Recorded data:
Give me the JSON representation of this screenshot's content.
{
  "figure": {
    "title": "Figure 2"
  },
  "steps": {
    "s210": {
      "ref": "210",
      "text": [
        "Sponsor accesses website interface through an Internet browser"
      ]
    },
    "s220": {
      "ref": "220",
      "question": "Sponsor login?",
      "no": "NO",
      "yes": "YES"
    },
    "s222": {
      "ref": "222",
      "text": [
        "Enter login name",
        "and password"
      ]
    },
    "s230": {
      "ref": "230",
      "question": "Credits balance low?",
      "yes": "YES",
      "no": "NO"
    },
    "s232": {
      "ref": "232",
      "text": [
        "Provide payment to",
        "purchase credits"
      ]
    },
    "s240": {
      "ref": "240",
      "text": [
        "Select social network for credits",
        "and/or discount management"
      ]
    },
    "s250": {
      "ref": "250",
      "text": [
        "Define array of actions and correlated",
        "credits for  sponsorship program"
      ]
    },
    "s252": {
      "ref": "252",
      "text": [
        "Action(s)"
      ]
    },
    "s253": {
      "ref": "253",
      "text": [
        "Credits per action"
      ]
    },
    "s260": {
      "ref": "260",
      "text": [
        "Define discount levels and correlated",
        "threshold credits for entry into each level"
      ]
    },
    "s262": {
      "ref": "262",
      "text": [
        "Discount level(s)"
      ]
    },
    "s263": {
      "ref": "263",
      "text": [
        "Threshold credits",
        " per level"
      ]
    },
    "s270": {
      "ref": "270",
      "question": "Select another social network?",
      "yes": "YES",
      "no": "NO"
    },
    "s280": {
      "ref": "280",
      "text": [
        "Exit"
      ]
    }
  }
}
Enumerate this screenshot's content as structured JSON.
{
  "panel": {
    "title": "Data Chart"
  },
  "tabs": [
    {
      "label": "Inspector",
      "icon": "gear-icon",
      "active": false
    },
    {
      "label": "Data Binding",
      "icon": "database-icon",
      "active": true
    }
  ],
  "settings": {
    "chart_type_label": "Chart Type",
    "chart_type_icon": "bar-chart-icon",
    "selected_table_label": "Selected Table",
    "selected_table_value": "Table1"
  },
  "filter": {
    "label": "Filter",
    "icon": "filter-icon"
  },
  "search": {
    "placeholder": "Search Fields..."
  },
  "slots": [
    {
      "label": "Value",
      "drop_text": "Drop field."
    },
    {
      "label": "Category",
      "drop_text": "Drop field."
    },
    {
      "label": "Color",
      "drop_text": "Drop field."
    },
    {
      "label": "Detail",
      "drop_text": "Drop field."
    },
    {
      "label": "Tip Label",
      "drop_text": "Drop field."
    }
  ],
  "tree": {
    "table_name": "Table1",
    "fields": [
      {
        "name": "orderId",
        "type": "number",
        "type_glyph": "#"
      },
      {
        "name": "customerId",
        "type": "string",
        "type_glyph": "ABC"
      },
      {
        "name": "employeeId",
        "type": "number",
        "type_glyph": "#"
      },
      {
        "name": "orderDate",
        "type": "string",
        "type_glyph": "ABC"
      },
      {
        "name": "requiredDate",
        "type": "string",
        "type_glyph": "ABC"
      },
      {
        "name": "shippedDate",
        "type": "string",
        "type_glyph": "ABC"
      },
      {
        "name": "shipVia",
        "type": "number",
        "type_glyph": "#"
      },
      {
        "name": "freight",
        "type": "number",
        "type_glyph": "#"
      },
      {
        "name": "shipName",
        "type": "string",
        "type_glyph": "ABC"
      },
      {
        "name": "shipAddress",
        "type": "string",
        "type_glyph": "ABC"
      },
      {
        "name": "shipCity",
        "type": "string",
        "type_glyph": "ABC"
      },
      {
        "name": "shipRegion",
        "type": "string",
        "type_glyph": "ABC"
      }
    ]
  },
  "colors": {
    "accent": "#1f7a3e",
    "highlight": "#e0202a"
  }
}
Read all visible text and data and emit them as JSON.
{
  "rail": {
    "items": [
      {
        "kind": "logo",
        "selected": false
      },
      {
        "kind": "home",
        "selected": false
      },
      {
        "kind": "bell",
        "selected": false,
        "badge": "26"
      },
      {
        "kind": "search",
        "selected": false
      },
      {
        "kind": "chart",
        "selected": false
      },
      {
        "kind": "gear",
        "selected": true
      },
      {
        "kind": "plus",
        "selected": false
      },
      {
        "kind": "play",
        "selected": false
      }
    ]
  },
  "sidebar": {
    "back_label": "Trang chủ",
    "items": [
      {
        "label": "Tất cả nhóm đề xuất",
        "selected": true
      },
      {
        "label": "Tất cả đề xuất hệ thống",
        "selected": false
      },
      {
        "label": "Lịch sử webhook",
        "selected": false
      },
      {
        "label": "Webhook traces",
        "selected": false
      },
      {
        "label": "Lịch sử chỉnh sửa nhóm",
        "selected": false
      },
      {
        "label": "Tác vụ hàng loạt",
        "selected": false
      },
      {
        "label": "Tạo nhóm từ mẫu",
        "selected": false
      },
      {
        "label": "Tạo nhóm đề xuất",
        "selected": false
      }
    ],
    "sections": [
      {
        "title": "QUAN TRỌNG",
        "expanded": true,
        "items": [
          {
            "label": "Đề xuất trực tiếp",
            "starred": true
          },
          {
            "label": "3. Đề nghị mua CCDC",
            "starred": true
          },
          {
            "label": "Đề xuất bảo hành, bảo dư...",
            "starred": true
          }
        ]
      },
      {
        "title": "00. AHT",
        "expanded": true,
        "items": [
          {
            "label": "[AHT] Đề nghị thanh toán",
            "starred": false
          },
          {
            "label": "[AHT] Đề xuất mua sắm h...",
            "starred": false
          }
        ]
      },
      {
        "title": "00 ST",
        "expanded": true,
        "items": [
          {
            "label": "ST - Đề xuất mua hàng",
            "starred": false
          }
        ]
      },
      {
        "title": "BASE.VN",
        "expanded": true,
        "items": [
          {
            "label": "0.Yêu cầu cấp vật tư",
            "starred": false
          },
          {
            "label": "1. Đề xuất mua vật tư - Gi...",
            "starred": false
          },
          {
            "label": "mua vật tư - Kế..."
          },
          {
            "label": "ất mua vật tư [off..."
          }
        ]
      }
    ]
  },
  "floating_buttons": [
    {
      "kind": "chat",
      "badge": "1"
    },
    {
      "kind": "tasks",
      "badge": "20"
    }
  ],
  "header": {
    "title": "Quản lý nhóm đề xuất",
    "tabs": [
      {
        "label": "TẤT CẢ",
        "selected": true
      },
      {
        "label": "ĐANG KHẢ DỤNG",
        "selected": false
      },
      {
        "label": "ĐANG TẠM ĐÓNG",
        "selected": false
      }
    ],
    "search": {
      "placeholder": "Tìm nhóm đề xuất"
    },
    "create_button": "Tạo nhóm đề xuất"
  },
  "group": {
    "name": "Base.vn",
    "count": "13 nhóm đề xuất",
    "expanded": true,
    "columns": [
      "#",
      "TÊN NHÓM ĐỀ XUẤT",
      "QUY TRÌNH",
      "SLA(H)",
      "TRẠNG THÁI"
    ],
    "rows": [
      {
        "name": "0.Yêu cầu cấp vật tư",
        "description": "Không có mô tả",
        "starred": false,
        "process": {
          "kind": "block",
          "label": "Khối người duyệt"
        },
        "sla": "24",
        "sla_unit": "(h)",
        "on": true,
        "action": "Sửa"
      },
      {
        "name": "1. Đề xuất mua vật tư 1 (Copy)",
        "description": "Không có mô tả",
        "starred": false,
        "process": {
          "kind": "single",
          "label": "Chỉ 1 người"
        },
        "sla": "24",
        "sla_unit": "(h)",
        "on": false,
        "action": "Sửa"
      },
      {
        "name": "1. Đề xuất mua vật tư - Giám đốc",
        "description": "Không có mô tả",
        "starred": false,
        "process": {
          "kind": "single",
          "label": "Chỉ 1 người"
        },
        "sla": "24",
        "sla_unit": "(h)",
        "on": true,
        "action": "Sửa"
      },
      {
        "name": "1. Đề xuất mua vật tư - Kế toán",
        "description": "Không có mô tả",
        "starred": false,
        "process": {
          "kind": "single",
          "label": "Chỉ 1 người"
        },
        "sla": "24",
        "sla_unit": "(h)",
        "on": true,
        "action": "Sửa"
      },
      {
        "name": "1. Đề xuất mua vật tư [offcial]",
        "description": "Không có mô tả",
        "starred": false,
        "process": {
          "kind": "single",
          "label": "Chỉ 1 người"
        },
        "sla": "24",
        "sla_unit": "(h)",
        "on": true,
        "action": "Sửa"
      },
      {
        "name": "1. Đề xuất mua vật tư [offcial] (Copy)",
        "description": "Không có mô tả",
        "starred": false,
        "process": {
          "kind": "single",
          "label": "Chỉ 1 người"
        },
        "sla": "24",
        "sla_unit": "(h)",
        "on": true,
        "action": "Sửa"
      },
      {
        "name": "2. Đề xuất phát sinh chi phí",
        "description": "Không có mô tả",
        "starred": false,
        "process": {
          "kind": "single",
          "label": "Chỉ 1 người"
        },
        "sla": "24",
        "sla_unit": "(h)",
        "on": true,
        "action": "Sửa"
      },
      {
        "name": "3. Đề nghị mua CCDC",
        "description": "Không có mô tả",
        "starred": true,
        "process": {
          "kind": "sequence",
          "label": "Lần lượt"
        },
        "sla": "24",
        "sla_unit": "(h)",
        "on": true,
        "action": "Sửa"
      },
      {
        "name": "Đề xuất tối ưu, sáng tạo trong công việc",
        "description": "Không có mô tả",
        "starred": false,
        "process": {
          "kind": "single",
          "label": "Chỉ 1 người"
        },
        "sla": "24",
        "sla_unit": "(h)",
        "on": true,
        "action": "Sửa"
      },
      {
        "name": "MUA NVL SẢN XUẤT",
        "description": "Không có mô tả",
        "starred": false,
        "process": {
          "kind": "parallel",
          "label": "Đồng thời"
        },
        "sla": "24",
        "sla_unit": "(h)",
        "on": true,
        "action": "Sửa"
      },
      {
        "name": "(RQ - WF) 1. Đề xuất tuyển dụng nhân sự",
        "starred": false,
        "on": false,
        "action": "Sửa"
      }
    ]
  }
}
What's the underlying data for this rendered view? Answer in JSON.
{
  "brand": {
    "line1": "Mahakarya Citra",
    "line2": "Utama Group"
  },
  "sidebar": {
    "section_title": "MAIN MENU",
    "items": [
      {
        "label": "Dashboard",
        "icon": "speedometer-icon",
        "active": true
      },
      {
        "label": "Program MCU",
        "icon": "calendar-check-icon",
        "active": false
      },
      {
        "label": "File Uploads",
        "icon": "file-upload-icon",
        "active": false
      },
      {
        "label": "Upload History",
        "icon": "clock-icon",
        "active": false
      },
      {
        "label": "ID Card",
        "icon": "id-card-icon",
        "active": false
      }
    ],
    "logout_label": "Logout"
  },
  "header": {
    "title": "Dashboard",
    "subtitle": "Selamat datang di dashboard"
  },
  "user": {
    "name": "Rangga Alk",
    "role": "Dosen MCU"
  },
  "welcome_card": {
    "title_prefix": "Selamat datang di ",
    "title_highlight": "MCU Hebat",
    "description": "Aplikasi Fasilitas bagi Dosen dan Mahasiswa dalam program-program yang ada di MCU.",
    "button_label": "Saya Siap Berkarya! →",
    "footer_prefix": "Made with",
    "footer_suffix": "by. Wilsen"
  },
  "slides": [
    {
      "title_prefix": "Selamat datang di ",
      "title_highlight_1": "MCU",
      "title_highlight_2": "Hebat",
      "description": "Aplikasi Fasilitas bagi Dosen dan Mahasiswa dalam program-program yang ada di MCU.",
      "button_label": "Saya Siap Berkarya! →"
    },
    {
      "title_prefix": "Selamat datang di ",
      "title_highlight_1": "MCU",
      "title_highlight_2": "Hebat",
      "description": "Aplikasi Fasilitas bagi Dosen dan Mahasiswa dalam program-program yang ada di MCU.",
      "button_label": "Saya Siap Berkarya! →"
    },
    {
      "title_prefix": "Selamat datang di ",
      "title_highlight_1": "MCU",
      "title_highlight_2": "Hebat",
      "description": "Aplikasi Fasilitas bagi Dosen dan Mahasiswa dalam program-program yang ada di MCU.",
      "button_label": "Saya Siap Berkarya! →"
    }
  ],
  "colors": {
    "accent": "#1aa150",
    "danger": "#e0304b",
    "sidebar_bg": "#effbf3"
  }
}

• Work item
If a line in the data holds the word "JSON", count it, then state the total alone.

• Exercise result
4